(Prompt)
Your reply should consist solely of the number of lines in the data that contain "DOCS".
================================
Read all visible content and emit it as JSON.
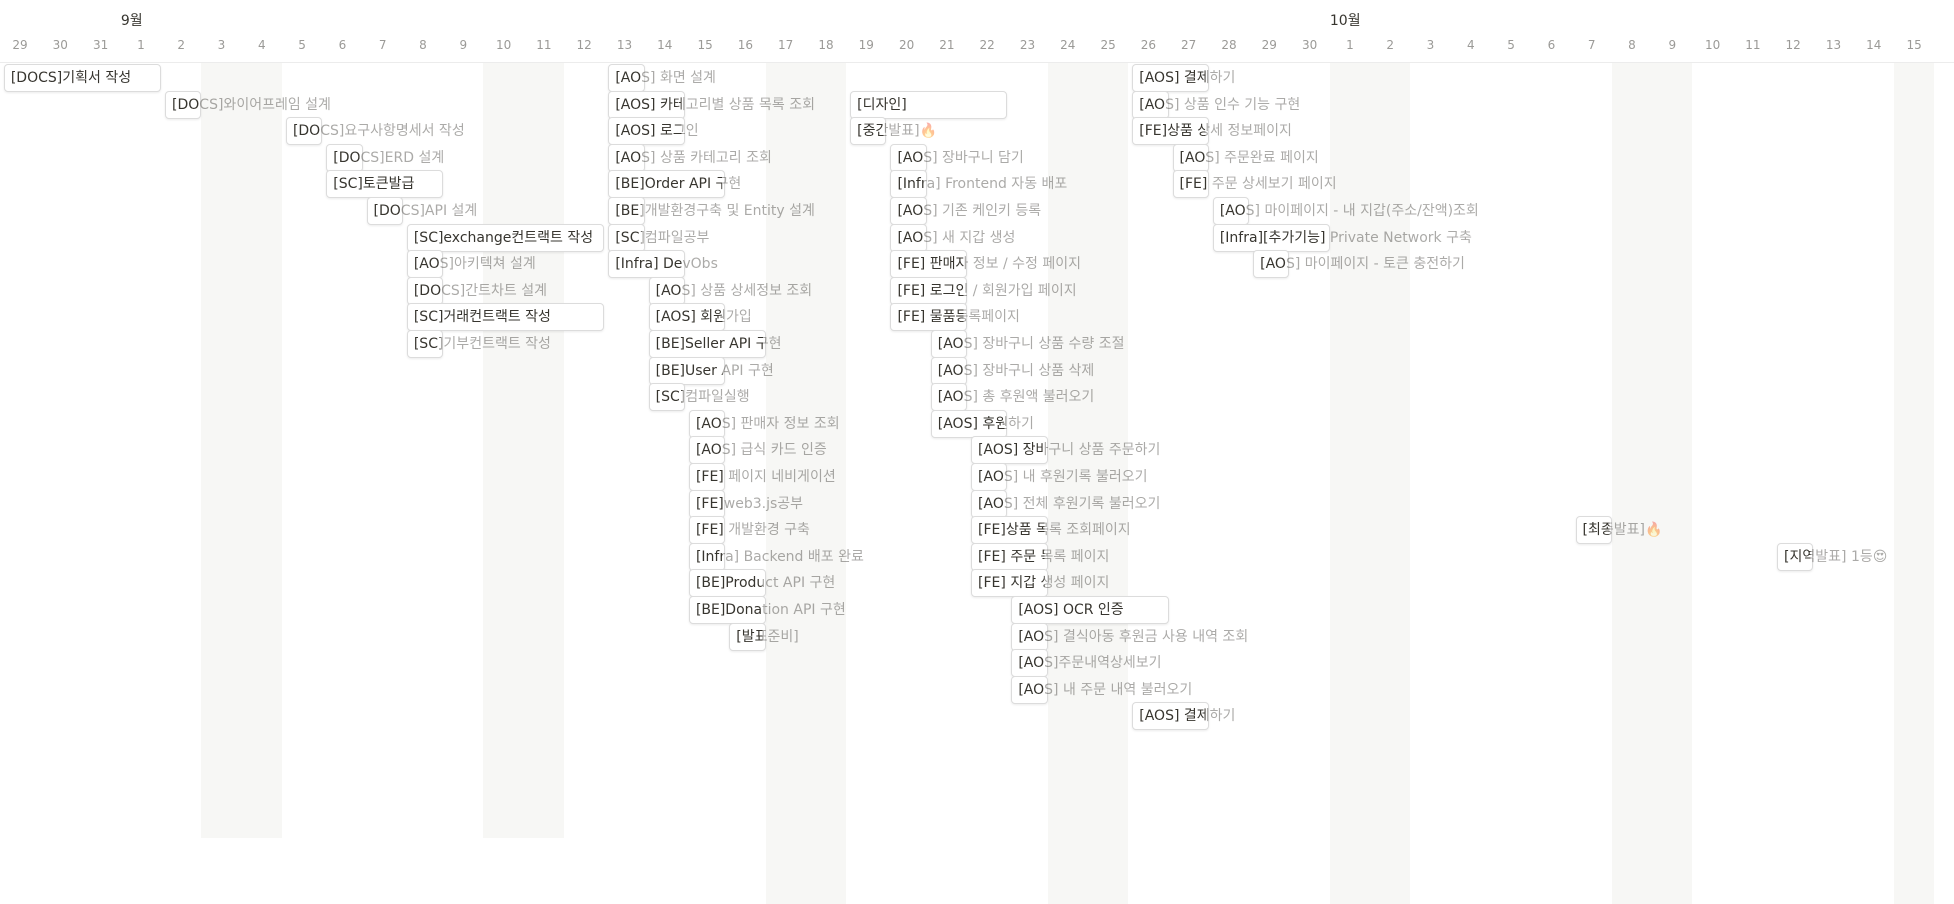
{
  "timeline": {
    "months": [
      {
        "label": "9월",
        "day_index": 3
      },
      {
        "label": "10월",
        "day_index": 33
      }
    ],
    "days": [
      "29",
      "30",
      "31",
      "1",
      "2",
      "3",
      "4",
      "5",
      "6",
      "7",
      "8",
      "9",
      "10",
      "11",
      "12",
      "13",
      "14",
      "15",
      "16",
      "17",
      "18",
      "19",
      "20",
      "21",
      "22",
      "23",
      "24",
      "25",
      "26",
      "27",
      "28",
      "29",
      "30",
      "1",
      "2",
      "3",
      "4",
      "5",
      "6",
      "7",
      "8",
      "9",
      "10",
      "11",
      "12",
      "13",
      "14",
      "15"
    ],
    "weekend_day_indexes": [
      5,
      6,
      12,
      13,
      19,
      20,
      26,
      27,
      33,
      34,
      40,
      41,
      47
    ]
  },
  "tasks": [
    {
      "label": "[DOCS]기획서 작성",
      "start": 0,
      "days": 4,
      "row": 0
    },
    {
      "label": "[DOCS]와이어프레임 설계",
      "start": 4,
      "days": 1,
      "row": 1
    },
    {
      "label": "[DOCS]요구사항명세서 작성",
      "start": 7,
      "days": 1,
      "row": 2
    },
    {
      "label": "[DOCS]ERD 설계",
      "start": 8,
      "days": 1,
      "row": 3
    },
    {
      "label": "[SC]토큰발급",
      "start": 8,
      "days": 3,
      "row": 4
    },
    {
      "label": "[DOCS]API 설계",
      "start": 9,
      "days": 1,
      "row": 5
    },
    {
      "label": "[SC]exchange컨트랙트 작성",
      "start": 10,
      "days": 5,
      "row": 6
    },
    {
      "label": "[AOS]아키텍쳐 설계",
      "start": 10,
      "days": 1,
      "row": 7
    },
    {
      "label": "[DOCS]간트차트 설계",
      "start": 10,
      "days": 1,
      "row": 8
    },
    {
      "label": "[SC]거래컨트랙트 작성",
      "start": 10,
      "days": 5,
      "row": 9
    },
    {
      "label": "[SC]기부컨트랙트 작성",
      "start": 10,
      "days": 1,
      "row": 10
    },
    {
      "label": "[AOS] 화면 설계",
      "start": 15,
      "days": 1,
      "row": 0
    },
    {
      "label": "[AOS] 카테고리별 상품 목록 조회",
      "start": 15,
      "days": 2,
      "row": 1
    },
    {
      "label": "[AOS] 로그인",
      "start": 15,
      "days": 2,
      "row": 2
    },
    {
      "label": "[AOS] 상품 카테고리 조회",
      "start": 15,
      "days": 1,
      "row": 3
    },
    {
      "label": "[BE]Order API 구현",
      "start": 15,
      "days": 3,
      "row": 4
    },
    {
      "label": "[BE]개발환경구축 및 Entity 설계",
      "start": 15,
      "days": 1,
      "row": 5
    },
    {
      "label": "[SC]컴파일공부",
      "start": 15,
      "days": 1,
      "row": 6
    },
    {
      "label": "[Infra] DevObs",
      "start": 15,
      "days": 2,
      "row": 7
    },
    {
      "label": "[AOS] 상품 상세정보 조회",
      "start": 16,
      "days": 1,
      "row": 8
    },
    {
      "label": "[AOS] 회원가입",
      "start": 16,
      "days": 2,
      "row": 9
    },
    {
      "label": "[BE]Seller API 구현",
      "start": 16,
      "days": 3,
      "row": 10
    },
    {
      "label": "[BE]User API 구현",
      "start": 16,
      "days": 2,
      "row": 11
    },
    {
      "label": "[SC]컴파일실행",
      "start": 16,
      "days": 1,
      "row": 12
    },
    {
      "label": "[AOS] 판매자 정보 조회",
      "start": 17,
      "days": 1,
      "row": 13
    },
    {
      "label": "[AOS] 급식 카드 인증",
      "start": 17,
      "days": 1,
      "row": 14
    },
    {
      "label": "[FE] 페이지 네비게이션",
      "start": 17,
      "days": 1,
      "row": 15
    },
    {
      "label": "[FE]web3.js공부",
      "start": 17,
      "days": 1,
      "row": 16
    },
    {
      "label": "[FE] 개발환경 구축",
      "start": 17,
      "days": 1,
      "row": 17
    },
    {
      "label": "[Infra] Backend 배포 완료",
      "start": 17,
      "days": 1,
      "row": 18
    },
    {
      "label": "[BE]Product API 구현",
      "start": 17,
      "days": 2,
      "row": 19
    },
    {
      "label": "[BE]Donation API 구현",
      "start": 17,
      "days": 2,
      "row": 20
    },
    {
      "label": "[발표준비]",
      "start": 18,
      "days": 1,
      "row": 21
    },
    {
      "label": "[디자인]",
      "start": 21,
      "days": 4,
      "row": 1
    },
    {
      "label": "[중간발표]🔥",
      "start": 21,
      "days": 1,
      "row": 2
    },
    {
      "label": "[AOS] 장바구니 담기",
      "start": 22,
      "days": 1,
      "row": 3
    },
    {
      "label": "[Infra] Frontend 자동 배포",
      "start": 22,
      "days": 1,
      "row": 4
    },
    {
      "label": "[AOS] 기존 케인키 등록",
      "start": 22,
      "days": 1,
      "row": 5
    },
    {
      "label": "[AOS] 새 지갑 생성",
      "start": 22,
      "days": 1,
      "row": 6
    },
    {
      "label": "[FE] 판매자 정보 / 수정 페이지",
      "start": 22,
      "days": 2,
      "row": 7
    },
    {
      "label": "[FE] 로그인 / 회원가입 페이지",
      "start": 22,
      "days": 2,
      "row": 8
    },
    {
      "label": "[FE] 물품등록페이지",
      "start": 22,
      "days": 2,
      "row": 9
    },
    {
      "label": "[AOS] 장바구니 상품 수량 조절",
      "start": 23,
      "days": 1,
      "row": 10
    },
    {
      "label": "[AOS] 장바구니 상품 삭제",
      "start": 23,
      "days": 1,
      "row": 11
    },
    {
      "label": "[AOS] 총 후원액 불러오기",
      "start": 23,
      "days": 1,
      "row": 12
    },
    {
      "label": "[AOS] 후원하기",
      "start": 23,
      "days": 2,
      "row": 13
    },
    {
      "label": "[AOS] 장바구니 상품 주문하기",
      "start": 24,
      "days": 2,
      "row": 14
    },
    {
      "label": "[AOS] 내 후원기록 불러오기",
      "start": 24,
      "days": 1,
      "row": 15
    },
    {
      "label": "[AOS] 전체 후원기록 불러오기",
      "start": 24,
      "days": 1,
      "row": 16
    },
    {
      "label": "[FE]상품 목록 조회페이지",
      "start": 24,
      "days": 2,
      "row": 17
    },
    {
      "label": "[FE] 주문 목록 페이지",
      "start": 24,
      "days": 2,
      "row": 18
    },
    {
      "label": "[FE] 지갑 생성 페이지",
      "start": 24,
      "days": 2,
      "row": 19
    },
    {
      "label": "[AOS] OCR 인증",
      "start": 25,
      "days": 4,
      "row": 20
    },
    {
      "label": "[AOS] 결식아동 후원금 사용 내역 조회",
      "start": 25,
      "days": 1,
      "row": 21
    },
    {
      "label": "[AOS]주문내역상세보기",
      "start": 25,
      "days": 1,
      "row": 22
    },
    {
      "label": "[AOS] 내 주문 내역 불러오기",
      "start": 25,
      "days": 1,
      "row": 23
    },
    {
      "label": "[AOS] 결제하기",
      "start": 28,
      "days": 2,
      "row": 24
    },
    {
      "label": "[AOS] 결제하기",
      "start": 28,
      "days": 2,
      "row": 0
    },
    {
      "label": "[AOS] 상품 인수 기능 구현",
      "start": 28,
      "days": 1,
      "row": 1
    },
    {
      "label": "[FE]상품 상세 정보페이지",
      "start": 28,
      "days": 2,
      "row": 2
    },
    {
      "label": "[AOS] 주문완료 페이지",
      "start": 29,
      "days": 1,
      "row": 3
    },
    {
      "label": "[FE] 주문 상세보기 페이지",
      "start": 29,
      "days": 1,
      "row": 4
    },
    {
      "label": "[AOS] 마이페이지 - 내 지갑(주소/잔액)조회",
      "start": 30,
      "days": 1,
      "row": 5
    },
    {
      "label": "[Infra][추가기능] Private Network 구축",
      "start": 30,
      "days": 3,
      "row": 6
    },
    {
      "label": "[AOS] 마이페이지 - 토큰 충전하기",
      "start": 31,
      "days": 1,
      "row": 7
    },
    {
      "label": "[최종발표]🔥",
      "start": 39,
      "days": 1,
      "row": 17
    },
    {
      "label": "[지역발표] 1등😍",
      "start": 44,
      "days": 1,
      "row": 18
    }
  ]
}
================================
(Result of this task)
6